So what’s the message?
Despite the fact that the form of the text is a call to deal with protestors that are backed by unfriendly foreign forces, its core unravels a tough criticism of Russian state and president Putin personally. No matter whether such a veiled critique was intended by the author or not, there are four further key takeaways:
- A foreign policy expert, who for the last five years persisted that Russia is wining in foreign policy, is openly suggesting that the resources to maintain this victorious escapade are fading away.
- The call for the “man to cross oneself” in this context. This is a call directly to a president leading Russia to “a miserable future” by not solving the problems of economic and social nature. Why does Karaganov believe the “man”, the president, can start over, or even drastically alter his policy, manages to elude me altogether; the policy so far is vaguely based on the principle “people will suffer what they must as long as the glory is preserved”. Only three years ago, Karaganov was rejoicing over the return of grand power status to Russian politics that according to him “should be taken as granted. Even if its realization and support costs demands a great pay”. Turns out now there are not enough resources to pay and the grand power status alone isn’t providing for the rest.

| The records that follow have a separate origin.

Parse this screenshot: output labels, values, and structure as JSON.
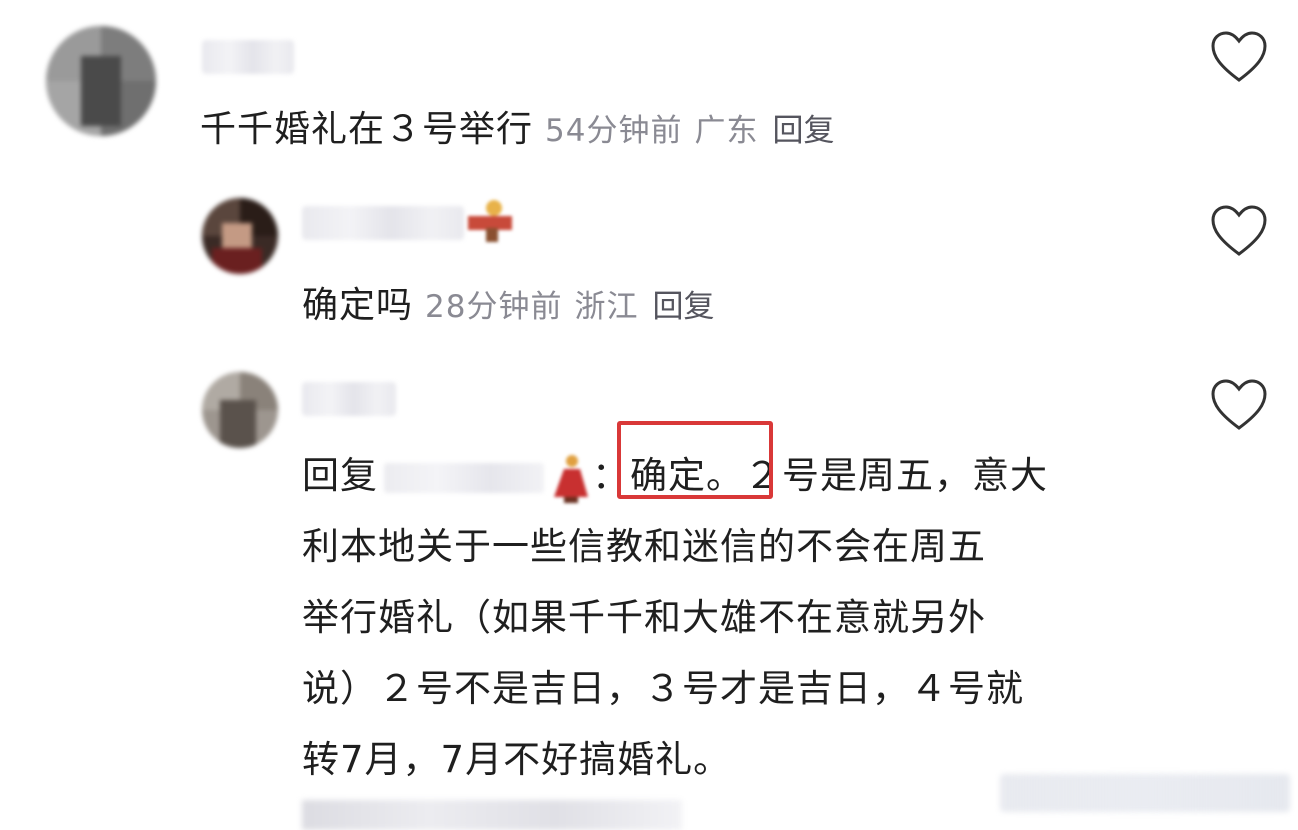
{
  "comments": [
    {
      "text": "千千婚礼在３号举行",
      "time": "54分钟前",
      "location": "广东",
      "reply_label": "回复"
    },
    {
      "text": "确定吗",
      "time": "28分钟前",
      "location": "浙江",
      "reply_label": "回复"
    },
    {
      "reply_prefix": "回复",
      "highlight": "：确定。",
      "body_line1": "２号是周五，意大",
      "body_line2": "利本地关于一些信教和迷信的不会在周五",
      "body_line3": "举行婚礼（如果千千和大雄不在意就另外",
      "body_line4": "说）２号不是吉日，３号才是吉日，４号就",
      "body_line5": "转7月，7月不好搞婚礼。"
    }
  ],
  "icons": {
    "like": "heart-outline-icon"
  },
  "colors": {
    "highlight_box": "#d93838",
    "meta_text": "#8a8a93"
  }
}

- Turning to the president again, Karaganov is marking those who showed be monitored in the first place: “when parts of the ruling elite also wore the red bowknots and joined them or simply refused to fight for the preservation of the state, then began the greatest tragedy of the XXth century”. One could think of a contemporary reference like Kudrin or Gref but it could very well be Mr. Chemezov who publically called in favor of an “alternative forces that consult and give signals to one direction or another”.
- It turns out the ice is truly thin in Russia. Judge for yourself, a top Russia foreign policy expert that knows revolutions of the last decades back and force is raising the specter of Red October after a group of independent candidates and their supporters protest the denial to run in the Moscow Duma elections. No victories in Syria or Ukraine or acquired “moral and political independence from the West” are capable of safeguarding the Kremlin from the problems at home.

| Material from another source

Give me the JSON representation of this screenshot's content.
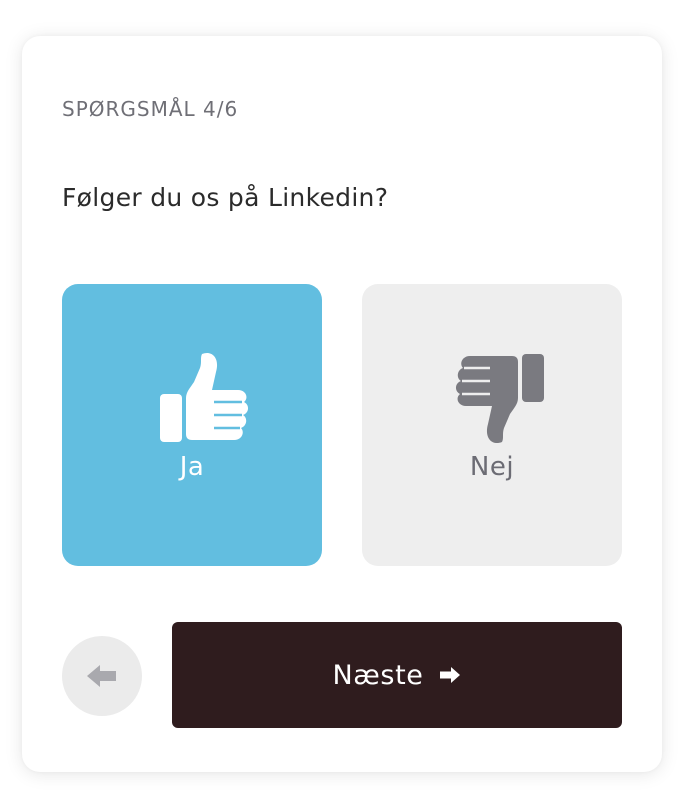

Paradoxically, one might agree with Karaganov in some parts: years of prosperity were “worthlessly lost”, economic modernization was never fully achieved, social inequality and lack of mobility are worrying with its unpromising rootedness. So here is the question: what was the “man” doing all these years and where were the wise foreign policy councilors who preach the value of “grandpowerness” and pronounce their victories in the struggle against the West?
Karaganov is also right about one specific thing – the current state of affairs will eventually lead to a change of foreign policy towards the position that devotes less time and resources to shows of force. Any “next” foreign policy by default would demand skillful diplomatic efforts to move past some of the adverse consequences of the “grandpowerness” of the last few years.